*** GIVEN ENTRIES ***

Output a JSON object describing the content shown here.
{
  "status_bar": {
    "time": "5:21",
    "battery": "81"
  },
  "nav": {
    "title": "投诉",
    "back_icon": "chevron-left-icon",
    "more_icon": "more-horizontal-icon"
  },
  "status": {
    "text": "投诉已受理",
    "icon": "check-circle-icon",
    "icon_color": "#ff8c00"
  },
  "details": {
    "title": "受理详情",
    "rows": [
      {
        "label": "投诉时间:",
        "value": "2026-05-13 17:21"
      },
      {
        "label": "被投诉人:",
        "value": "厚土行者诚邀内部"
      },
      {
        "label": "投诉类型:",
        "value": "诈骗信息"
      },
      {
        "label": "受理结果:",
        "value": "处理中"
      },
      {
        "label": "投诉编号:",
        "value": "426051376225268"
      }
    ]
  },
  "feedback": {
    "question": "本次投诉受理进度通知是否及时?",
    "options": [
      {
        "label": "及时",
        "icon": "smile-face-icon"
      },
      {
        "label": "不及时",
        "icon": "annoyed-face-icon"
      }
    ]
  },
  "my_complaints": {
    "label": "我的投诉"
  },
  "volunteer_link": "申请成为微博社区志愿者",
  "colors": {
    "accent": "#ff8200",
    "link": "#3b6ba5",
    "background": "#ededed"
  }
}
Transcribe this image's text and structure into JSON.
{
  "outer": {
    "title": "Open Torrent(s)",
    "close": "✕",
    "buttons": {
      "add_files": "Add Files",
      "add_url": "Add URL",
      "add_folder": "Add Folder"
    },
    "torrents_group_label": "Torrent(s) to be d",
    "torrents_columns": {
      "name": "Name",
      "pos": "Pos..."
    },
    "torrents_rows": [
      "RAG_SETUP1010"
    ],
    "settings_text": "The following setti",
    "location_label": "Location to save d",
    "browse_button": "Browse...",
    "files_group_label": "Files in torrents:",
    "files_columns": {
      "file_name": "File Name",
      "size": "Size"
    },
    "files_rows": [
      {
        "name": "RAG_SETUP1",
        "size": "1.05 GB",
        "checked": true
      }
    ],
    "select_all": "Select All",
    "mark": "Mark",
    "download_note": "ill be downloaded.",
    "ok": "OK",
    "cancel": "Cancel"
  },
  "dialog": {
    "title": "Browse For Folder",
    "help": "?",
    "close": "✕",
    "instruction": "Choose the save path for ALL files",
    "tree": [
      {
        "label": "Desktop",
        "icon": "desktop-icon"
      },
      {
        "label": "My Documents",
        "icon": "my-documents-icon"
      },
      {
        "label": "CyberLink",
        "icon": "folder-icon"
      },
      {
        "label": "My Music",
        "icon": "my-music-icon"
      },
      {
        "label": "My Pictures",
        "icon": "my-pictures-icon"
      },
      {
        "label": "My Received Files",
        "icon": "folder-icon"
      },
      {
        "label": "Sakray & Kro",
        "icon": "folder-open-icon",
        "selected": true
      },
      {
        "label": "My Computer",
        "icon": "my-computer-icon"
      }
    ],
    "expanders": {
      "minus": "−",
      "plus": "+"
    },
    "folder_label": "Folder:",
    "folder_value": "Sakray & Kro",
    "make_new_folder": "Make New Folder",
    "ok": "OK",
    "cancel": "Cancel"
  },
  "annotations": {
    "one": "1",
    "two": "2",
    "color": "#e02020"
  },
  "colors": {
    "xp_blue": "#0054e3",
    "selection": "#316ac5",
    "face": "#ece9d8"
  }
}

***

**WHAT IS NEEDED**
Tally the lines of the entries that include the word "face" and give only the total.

**TASK RESULT**
3